* _Problem statement_: What lines of the listing include the string "select"? Show them all.
• • • • •
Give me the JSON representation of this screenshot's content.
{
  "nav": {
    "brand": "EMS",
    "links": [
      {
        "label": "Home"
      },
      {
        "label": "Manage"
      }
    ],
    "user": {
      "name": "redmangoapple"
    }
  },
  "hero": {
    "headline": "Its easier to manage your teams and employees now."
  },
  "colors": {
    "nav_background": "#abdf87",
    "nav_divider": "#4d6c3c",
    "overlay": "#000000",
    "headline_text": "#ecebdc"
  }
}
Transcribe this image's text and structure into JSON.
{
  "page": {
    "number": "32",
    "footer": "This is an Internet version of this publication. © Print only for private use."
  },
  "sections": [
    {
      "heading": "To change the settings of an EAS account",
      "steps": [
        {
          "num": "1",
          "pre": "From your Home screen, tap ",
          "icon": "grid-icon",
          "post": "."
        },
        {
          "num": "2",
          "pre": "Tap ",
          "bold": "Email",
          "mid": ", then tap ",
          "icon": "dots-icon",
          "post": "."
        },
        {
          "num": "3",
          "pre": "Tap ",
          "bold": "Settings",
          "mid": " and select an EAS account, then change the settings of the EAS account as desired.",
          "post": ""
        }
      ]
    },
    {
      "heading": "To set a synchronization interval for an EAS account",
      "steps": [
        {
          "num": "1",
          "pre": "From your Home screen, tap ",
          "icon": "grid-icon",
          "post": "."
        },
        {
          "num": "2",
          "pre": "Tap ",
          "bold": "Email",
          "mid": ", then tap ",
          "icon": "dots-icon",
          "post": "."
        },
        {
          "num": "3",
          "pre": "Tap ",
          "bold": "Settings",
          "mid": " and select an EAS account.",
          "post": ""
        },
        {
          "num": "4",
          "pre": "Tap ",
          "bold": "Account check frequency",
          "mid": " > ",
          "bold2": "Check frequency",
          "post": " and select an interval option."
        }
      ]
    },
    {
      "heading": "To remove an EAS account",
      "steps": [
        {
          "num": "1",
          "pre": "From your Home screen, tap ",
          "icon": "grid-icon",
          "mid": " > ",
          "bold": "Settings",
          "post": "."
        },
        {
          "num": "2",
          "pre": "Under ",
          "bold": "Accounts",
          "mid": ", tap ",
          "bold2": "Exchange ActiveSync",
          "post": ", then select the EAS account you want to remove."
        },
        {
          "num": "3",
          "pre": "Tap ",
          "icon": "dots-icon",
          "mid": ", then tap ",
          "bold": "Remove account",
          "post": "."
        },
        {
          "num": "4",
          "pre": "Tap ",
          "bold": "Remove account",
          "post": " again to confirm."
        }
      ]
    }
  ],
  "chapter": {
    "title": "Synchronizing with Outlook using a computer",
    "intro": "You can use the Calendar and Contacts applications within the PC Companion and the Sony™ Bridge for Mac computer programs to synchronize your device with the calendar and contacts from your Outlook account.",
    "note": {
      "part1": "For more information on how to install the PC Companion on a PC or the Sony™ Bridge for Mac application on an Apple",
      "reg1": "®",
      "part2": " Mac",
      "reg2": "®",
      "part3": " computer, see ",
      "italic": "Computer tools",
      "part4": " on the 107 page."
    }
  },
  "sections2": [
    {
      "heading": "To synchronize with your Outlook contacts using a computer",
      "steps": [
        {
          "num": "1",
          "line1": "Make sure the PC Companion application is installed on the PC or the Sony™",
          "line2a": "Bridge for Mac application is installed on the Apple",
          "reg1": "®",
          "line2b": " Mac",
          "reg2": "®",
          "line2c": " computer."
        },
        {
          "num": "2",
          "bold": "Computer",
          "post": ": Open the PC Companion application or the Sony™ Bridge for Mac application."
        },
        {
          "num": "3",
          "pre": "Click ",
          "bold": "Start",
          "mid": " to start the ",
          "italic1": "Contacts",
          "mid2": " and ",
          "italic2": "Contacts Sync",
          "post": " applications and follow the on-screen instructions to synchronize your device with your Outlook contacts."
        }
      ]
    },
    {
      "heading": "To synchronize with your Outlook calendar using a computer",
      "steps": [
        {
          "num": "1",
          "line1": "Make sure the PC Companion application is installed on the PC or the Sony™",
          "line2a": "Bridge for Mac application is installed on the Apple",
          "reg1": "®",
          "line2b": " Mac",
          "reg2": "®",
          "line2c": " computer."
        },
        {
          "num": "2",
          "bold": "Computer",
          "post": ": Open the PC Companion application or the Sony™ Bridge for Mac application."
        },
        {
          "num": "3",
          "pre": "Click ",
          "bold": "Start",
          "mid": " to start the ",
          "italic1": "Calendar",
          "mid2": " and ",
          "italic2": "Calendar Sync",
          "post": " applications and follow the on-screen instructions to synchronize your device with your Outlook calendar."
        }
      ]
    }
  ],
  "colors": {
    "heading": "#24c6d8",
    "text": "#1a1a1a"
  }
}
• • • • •
* _Your solution_:
          "mid": " and select an EAS account, then change the settings of the EAS account as desired.",
          "mid": " and select an EAS account.",
          "post": " and select an interval option."
          "post": ", then select the EAS account you want to remove."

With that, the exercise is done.